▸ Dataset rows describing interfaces
○ ○ ○ ○ ○
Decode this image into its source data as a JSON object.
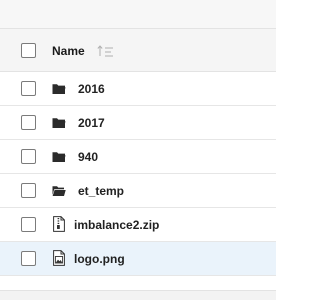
{
  "header": {
    "name_label": "Name"
  },
  "rows": [
    {
      "label": "2016",
      "icon": "folder-icon",
      "selected": false
    },
    {
      "label": "2017",
      "icon": "folder-icon",
      "selected": false
    },
    {
      "label": "940",
      "icon": "folder-icon",
      "selected": false
    },
    {
      "label": "et_temp",
      "icon": "folder-open-icon",
      "selected": false
    },
    {
      "label": "imbalance2.zip",
      "icon": "zip-file-icon",
      "selected": false
    },
    {
      "label": "logo.png",
      "icon": "image-file-icon",
      "selected": true
    }
  ],
  "colors": {
    "selected_row_bg": "#eaf3fb",
    "header_bg": "#f5f5f5",
    "row_border": "#e6e6e6"
  }
}
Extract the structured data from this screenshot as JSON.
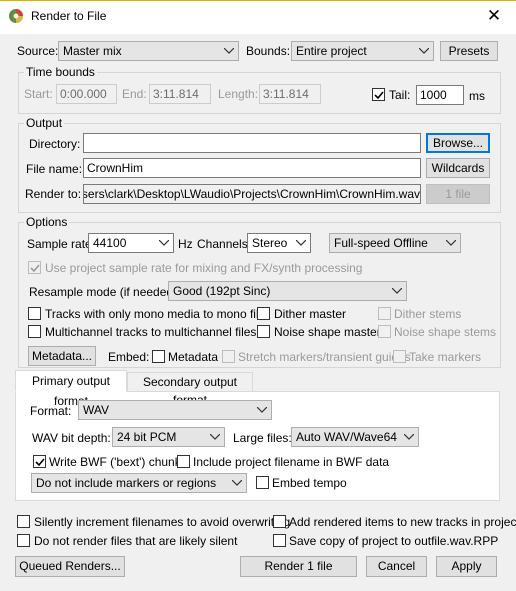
{
  "window": {
    "title": "Render to File",
    "close_glyph": "✕"
  },
  "top": {
    "source_label": "Source:",
    "source_value": "Master mix",
    "bounds_label": "Bounds:",
    "bounds_value": "Entire project",
    "presets_label": "Presets"
  },
  "time_bounds": {
    "group_label": "Time bounds",
    "start_label": "Start:",
    "start_value": "0:00.000",
    "end_label": "End:",
    "end_value": "3:11.814",
    "length_label": "Length:",
    "length_value": "3:11.814",
    "tail_label": "Tail:",
    "tail_checked": true,
    "tail_value": "1000",
    "tail_unit": "ms"
  },
  "output": {
    "group_label": "Output",
    "directory_label": "Directory:",
    "directory_value": "",
    "browse_label": "Browse...",
    "filename_label": "File name:",
    "filename_value": "CrownHim",
    "wildcards_label": "Wildcards",
    "render_to_label": "Render to:",
    "render_to_value": "C:\\Users\\clark\\Desktop\\LWaudio\\Projects\\CrownHim\\CrownHim.wav",
    "files_count_label": "1 file"
  },
  "options": {
    "group_label": "Options",
    "sample_rate_label": "Sample rate:",
    "sample_rate_value": "44100",
    "sample_rate_unit": "Hz",
    "channels_label": "Channels:",
    "channels_value": "Stereo",
    "render_speed_value": "Full-speed Offline",
    "use_project_rate_label": "Use project sample rate for mixing and FX/synth processing",
    "resample_label": "Resample mode (if needed):",
    "resample_value": "Good (192pt Sinc)",
    "mono_tracks_label": "Tracks with only mono media to mono file",
    "dither_master_label": "Dither master",
    "dither_stems_label": "Dither stems",
    "multichannel_label": "Multichannel tracks to multichannel files",
    "noise_master_label": "Noise shape master",
    "noise_stems_label": "Noise shape stems",
    "metadata_button_label": "Metadata...",
    "embed_label": "Embed:",
    "embed_metadata_label": "Metadata",
    "stretch_markers_label": "Stretch markers/transient guides",
    "take_markers_label": "Take markers"
  },
  "tabs": [
    {
      "label": "Primary output format",
      "active": true
    },
    {
      "label": "Secondary output format",
      "active": false
    }
  ],
  "format": {
    "format_label": "Format:",
    "format_value": "WAV",
    "bit_depth_label": "WAV bit depth:",
    "bit_depth_value": "24 bit PCM",
    "large_files_label": "Large files:",
    "large_files_value": "Auto WAV/Wave64",
    "write_bwf_label": "Write BWF ('bext') chunk",
    "write_bwf_checked": true,
    "include_filename_label": "Include project filename in BWF data",
    "markers_value": "Do not include markers or regions",
    "embed_tempo_label": "Embed tempo"
  },
  "bottom": {
    "silent_increment_label": "Silently increment filenames to avoid overwriting",
    "add_rendered_label": "Add rendered items to new tracks in project",
    "skip_silent_label": "Do not render files that are likely silent",
    "save_copy_label": "Save copy of project to outfile.wav.RPP",
    "queued_label": "Queued Renders...",
    "render_label": "Render 1 file",
    "cancel_label": "Cancel",
    "apply_label": "Apply"
  },
  "icons": {
    "app": "reaper-app-icon",
    "close": "close-icon",
    "dropdown": "chevron-down-icon",
    "check": "check-icon"
  },
  "colors": {
    "accent": "#0078d7",
    "title_accent": "#e0b000"
  }
}
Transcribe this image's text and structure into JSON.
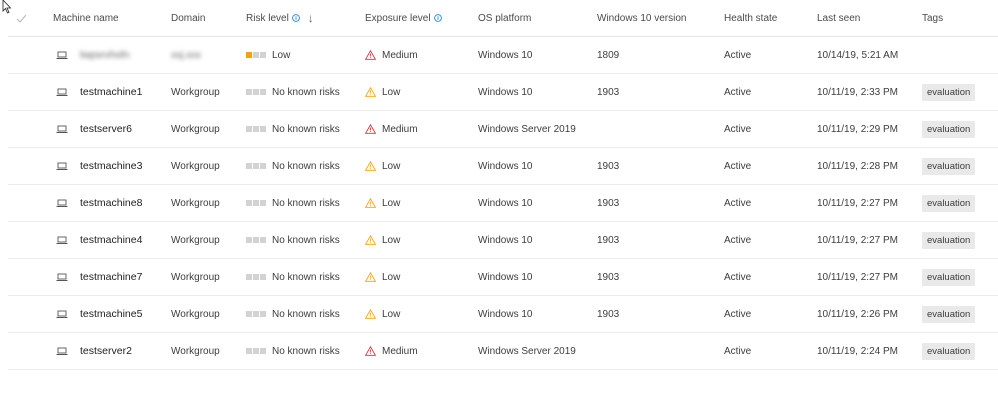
{
  "header": {
    "machine_name": "Machine name",
    "domain": "Domain",
    "risk_level": "Risk level",
    "exposure_level": "Exposure level",
    "os_platform": "OS platform",
    "windows_version": "Windows 10 version",
    "health_state": "Health state",
    "last_seen": "Last seen",
    "tags": "Tags",
    "sort_arrow": "↓"
  },
  "colors": {
    "risk_low": "#f0a30a",
    "risk_none": "#d2d2d2",
    "exposure_medium": "#d13438",
    "exposure_low": "#f0a30a",
    "tag_bg": "#e9e9e9"
  },
  "rows": [
    {
      "name": "lwpsrvhsfn",
      "domain": "xxj.xxx",
      "risk": "Low",
      "risk_bars": 1,
      "exposure": "Medium",
      "os": "Windows 10",
      "version": "1809",
      "health": "Active",
      "last_seen": "10/14/19, 5:21 AM",
      "tag": ""
    },
    {
      "name": "testmachine1",
      "domain": "Workgroup",
      "risk": "No known risks",
      "risk_bars": 0,
      "exposure": "Low",
      "os": "Windows 10",
      "version": "1903",
      "health": "Active",
      "last_seen": "10/11/19, 2:33 PM",
      "tag": "evaluation"
    },
    {
      "name": "testserver6",
      "domain": "Workgroup",
      "risk": "No known risks",
      "risk_bars": 0,
      "exposure": "Medium",
      "os": "Windows Server 2019",
      "version": "",
      "health": "Active",
      "last_seen": "10/11/19, 2:29 PM",
      "tag": "evaluation"
    },
    {
      "name": "testmachine3",
      "domain": "Workgroup",
      "risk": "No known risks",
      "risk_bars": 0,
      "exposure": "Low",
      "os": "Windows 10",
      "version": "1903",
      "health": "Active",
      "last_seen": "10/11/19, 2:28 PM",
      "tag": "evaluation"
    },
    {
      "name": "testmachine8",
      "domain": "Workgroup",
      "risk": "No known risks",
      "risk_bars": 0,
      "exposure": "Low",
      "os": "Windows 10",
      "version": "1903",
      "health": "Active",
      "last_seen": "10/11/19, 2:27 PM",
      "tag": "evaluation"
    },
    {
      "name": "testmachine4",
      "domain": "Workgroup",
      "risk": "No known risks",
      "risk_bars": 0,
      "exposure": "Low",
      "os": "Windows 10",
      "version": "1903",
      "health": "Active",
      "last_seen": "10/11/19, 2:27 PM",
      "tag": "evaluation"
    },
    {
      "name": "testmachine7",
      "domain": "Workgroup",
      "risk": "No known risks",
      "risk_bars": 0,
      "exposure": "Low",
      "os": "Windows 10",
      "version": "1903",
      "health": "Active",
      "last_seen": "10/11/19, 2:27 PM",
      "tag": "evaluation"
    },
    {
      "name": "testmachine5",
      "domain": "Workgroup",
      "risk": "No known risks",
      "risk_bars": 0,
      "exposure": "Low",
      "os": "Windows 10",
      "version": "1903",
      "health": "Active",
      "last_seen": "10/11/19, 2:26 PM",
      "tag": "evaluation"
    },
    {
      "name": "testserver2",
      "domain": "Workgroup",
      "risk": "No known risks",
      "risk_bars": 0,
      "exposure": "Medium",
      "os": "Windows Server 2019",
      "version": "",
      "health": "Active",
      "last_seen": "10/11/19, 2:24 PM",
      "tag": "evaluation"
    }
  ]
}
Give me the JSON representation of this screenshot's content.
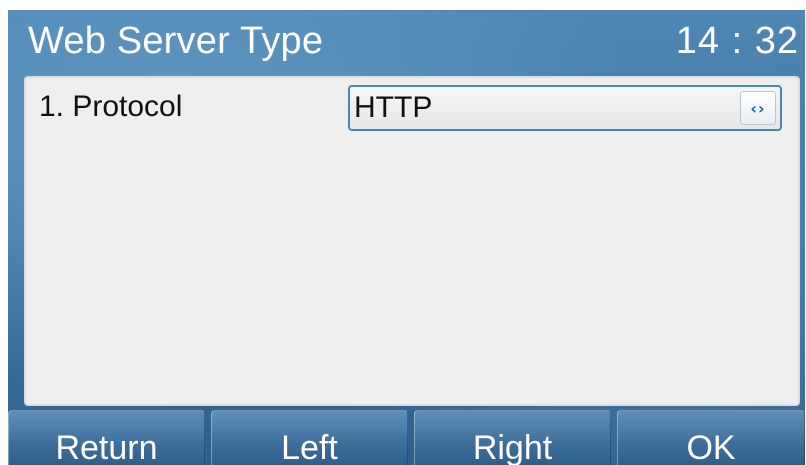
{
  "header": {
    "title": "Web Server Type",
    "time": "14 : 32"
  },
  "settings": {
    "items": [
      {
        "label": "1. Protocol",
        "value": "HTTP",
        "switch_icon": "left-right-arrows-icon",
        "switch_glyph": "‹›"
      }
    ]
  },
  "softkeys": [
    {
      "label": "Return"
    },
    {
      "label": "Left"
    },
    {
      "label": "Right"
    },
    {
      "label": "OK"
    }
  ],
  "colors": {
    "accent": "#4b86b8",
    "background": "#3f77a6",
    "panel": "#efefef"
  }
}
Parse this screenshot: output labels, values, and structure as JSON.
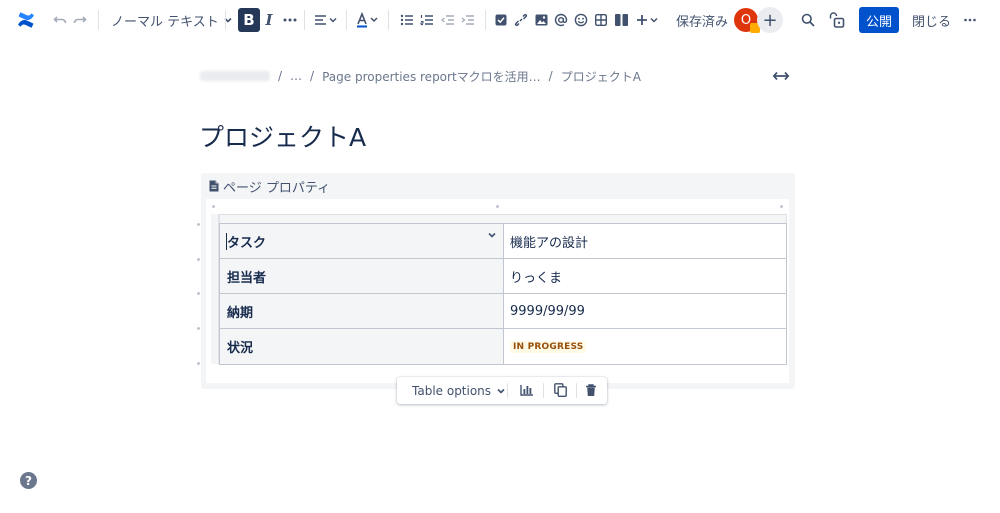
{
  "toolbar": {
    "text_style": "ノーマル テキスト",
    "bold_label": "B",
    "italic_label": "I",
    "saved_status": "保存済み",
    "avatar_initial": "O",
    "add_label": "+",
    "publish_label": "公開",
    "close_label": "閉じる"
  },
  "breadcrumb": {
    "ellipsis": "…",
    "parent": "Page properties reportマクロを活用…",
    "current": "プロジェクトA",
    "separator": "/"
  },
  "page": {
    "title": "プロジェクトA"
  },
  "macro": {
    "title": "ページ プロパティ",
    "rows": [
      {
        "key": "タスク",
        "value": "機能アの設計"
      },
      {
        "key": "担当者",
        "value": "りっくま"
      },
      {
        "key": "納期",
        "value": "9999/99/99"
      },
      {
        "key": "状況",
        "status": "IN PROGRESS"
      }
    ]
  },
  "table_toolbar": {
    "options_label": "Table options"
  },
  "help_label": "?",
  "colors": {
    "brand_blue": "#0052cc",
    "status_bg": "#fffae6",
    "status_text": "#974f0c",
    "avatar_bg": "#de350b"
  },
  "icons": [
    "confluence-logo-icon",
    "undo-icon",
    "redo-icon",
    "chevron-down-icon",
    "more-icon",
    "align-icon",
    "text-color-icon",
    "bullet-list-icon",
    "numbered-list-icon",
    "outdent-icon",
    "indent-icon",
    "task-icon",
    "link-icon",
    "image-icon",
    "mention-icon",
    "emoji-icon",
    "table-icon",
    "layout-icon",
    "insert-icon",
    "search-icon",
    "restrictions-icon",
    "width-toggle-icon",
    "page-icon",
    "chart-icon",
    "copy-icon",
    "trash-icon",
    "help-icon"
  ]
}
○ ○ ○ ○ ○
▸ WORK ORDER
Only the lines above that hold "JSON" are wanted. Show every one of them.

▸ RESPONSE TO THIS TASK
Decode this image into its source data as a JSON object.
Extract the structured data from this screenshot as JSON.
Transcribe this image's text and structure into JSON.
Give me the JSON representation of this screenshot's content.
Parse this screenshot: output labels, values, and structure as JSON.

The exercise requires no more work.